So it is with software development. Everyone who takes an idea further than I have is a maniac, and people who haven't taken it as far as me are idiots.


There was a time when I thought all code should have 80% unit test code coverage as a minimum. Anything less was practically unethical, and if you didn't think so, then you hadn't read Clean Code™️ enough times.


On the other hand, Richard Hipp – who tests to 100% code coverage at the machine code level, covering every branch by running billions of tests each release1 – is a testing maniac.

I hope you see where I'm going. This idiot to maniac gradient feels right, but it makes no sense2. How can I be the only the person driving the right speed? Wherever you find yourself along the spectrum is more a reflection of the context in which you work than anything else.

More Examples

Here are some made-up and exaggerated examples:

  • Typescript Developer: JavaScript developers are idiots. Don't they know how many bugs the type system could have caught for them.
  • Typescript Developer: Elm developers are obsessed with types. They are maniacs about using types to catch things at compile time.
  • Go Developer: The JVM is such a heavyweight runtime and uses so much memory.
  • Go Developer: Rust is so complex! Who wants to manage memory manually. Use a GC, you maniacs!
  • Kotlin Developer: Java is so verbose and ugly. Welcome to 2021. Kotlin has a lot of sugar and type improvements that make writing correct code simpler.
  • Kotlin Developer: Scala is for maniacs. There is so much syntactic sugar and type stuff that it's not worth learning about.

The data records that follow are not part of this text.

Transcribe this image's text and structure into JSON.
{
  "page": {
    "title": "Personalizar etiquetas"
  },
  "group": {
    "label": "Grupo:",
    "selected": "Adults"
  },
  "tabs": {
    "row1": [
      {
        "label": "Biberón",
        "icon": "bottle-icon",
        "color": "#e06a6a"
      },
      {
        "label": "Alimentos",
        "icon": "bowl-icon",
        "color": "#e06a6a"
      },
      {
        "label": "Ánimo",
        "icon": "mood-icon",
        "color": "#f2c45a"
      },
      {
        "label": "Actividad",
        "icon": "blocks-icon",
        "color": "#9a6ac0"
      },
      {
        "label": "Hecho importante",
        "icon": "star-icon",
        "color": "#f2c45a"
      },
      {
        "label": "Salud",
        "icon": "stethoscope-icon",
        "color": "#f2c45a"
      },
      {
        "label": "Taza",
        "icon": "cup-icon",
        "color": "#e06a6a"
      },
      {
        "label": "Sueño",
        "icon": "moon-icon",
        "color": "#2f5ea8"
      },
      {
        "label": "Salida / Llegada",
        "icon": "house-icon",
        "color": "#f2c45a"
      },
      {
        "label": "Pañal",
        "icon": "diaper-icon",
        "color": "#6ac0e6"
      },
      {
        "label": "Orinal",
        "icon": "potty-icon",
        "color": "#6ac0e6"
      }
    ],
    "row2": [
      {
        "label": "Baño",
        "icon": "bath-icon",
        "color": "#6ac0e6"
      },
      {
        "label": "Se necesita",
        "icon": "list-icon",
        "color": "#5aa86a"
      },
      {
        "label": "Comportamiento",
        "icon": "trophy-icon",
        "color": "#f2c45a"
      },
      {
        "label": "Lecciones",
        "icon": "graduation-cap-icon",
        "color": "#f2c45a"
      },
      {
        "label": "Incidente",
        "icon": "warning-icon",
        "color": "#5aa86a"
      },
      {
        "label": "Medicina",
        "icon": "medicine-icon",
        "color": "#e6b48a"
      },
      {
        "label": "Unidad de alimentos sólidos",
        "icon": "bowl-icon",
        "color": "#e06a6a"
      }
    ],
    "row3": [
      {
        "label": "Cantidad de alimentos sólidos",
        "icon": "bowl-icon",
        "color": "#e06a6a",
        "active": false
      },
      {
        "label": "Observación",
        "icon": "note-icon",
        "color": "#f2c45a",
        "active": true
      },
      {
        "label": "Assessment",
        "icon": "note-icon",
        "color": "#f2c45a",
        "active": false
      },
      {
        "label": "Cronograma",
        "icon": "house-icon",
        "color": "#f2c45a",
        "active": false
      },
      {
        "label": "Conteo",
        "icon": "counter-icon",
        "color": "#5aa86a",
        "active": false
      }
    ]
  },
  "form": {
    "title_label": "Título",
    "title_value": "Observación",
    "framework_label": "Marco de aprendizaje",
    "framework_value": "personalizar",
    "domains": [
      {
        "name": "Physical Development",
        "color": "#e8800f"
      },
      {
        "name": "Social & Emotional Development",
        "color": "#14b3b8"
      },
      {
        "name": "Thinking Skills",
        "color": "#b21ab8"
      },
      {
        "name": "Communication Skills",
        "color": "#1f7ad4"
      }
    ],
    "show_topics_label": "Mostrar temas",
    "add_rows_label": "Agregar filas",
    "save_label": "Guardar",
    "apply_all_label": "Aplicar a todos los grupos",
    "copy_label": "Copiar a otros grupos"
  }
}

I'm not trying to pick on any of these languages - Typescript, Go, and Kotlin are exceptionally well suited to their niche. But contexts vary3, and it takes mental effort to see that people making other trade-offs sometimes have good reasons for it.

That doesn't mean that other people are never wrong, though. People choose the wrong tool for the job all the time. For example, if I were doing SQLite's level of testing for a low-reliability, low-traffic, state-less web service when a couple of integration tests would do, then that'd be a mistake, but you'd have to know the context to make that call.

What do you think? What are you a maniac about?

I'm a maniac about builds. This article was originally published on where we make pretty cool build stuff.

  1. Richard is the creator of SQLite. See my interview with him for a discussion of his testing approach. 

  2. Article Update: Apparently I've unintentionally stolen this idiot to maniac spectrum idea from George Carlin. Thanks to tjones21xx on Reddit for pointing this out. All credit for this idea goes to Carlin. 

  3. Personal and team familiarity can also be part of the context. PHP may not seem to be the best choice for building a command-line tool, but if it's a small tool used by a team of PHP developers, then it might be the best choice. 

Top comments (5)

mtrantalainen profile image
Mikko Rantalainen

I'd say that trying to have 100% code coverage in automated testing should be the minimum. If you actually mind the quality of the software, you should be running mutation testing.

That said, many people opt to use much worse quality software because creating high quality software gets expensive fast

Any automated testing is better than none and pretty much any automated testing is better than compiler level checks. It doesn't matter if you use JavaScript, TypeScript or Rust, compiler cannot understand logic bugs where types are okay and memory doesn't get corrupted but the behavior of the software still makes zero sense.

I mean, compiler level checks may be good for memory safety (e.g. Rust) and it's better than nothing but don't even think that using s better compiler would mean the software is high quality.

scottshipp profile image

Yeah, I'm somewhat dissatisfied with OpenTracing given how much it clutters the code. I keep thinking there has to be a better way but right now it is the best we have.

adamgordonbell profile image
Adam Gordon Bell • Edited

Totally, all these things that make the code more production-grade can make it harder to see what's actually going on.

Thanks for reading!

davidbug profile image

Nice title and article 🙌

adamgordonbell profile image
Adam Gordon Bell

Thanks for reading! I'm never sure how these sort of rambly-I-have-a-vague-idea posts will be be taken.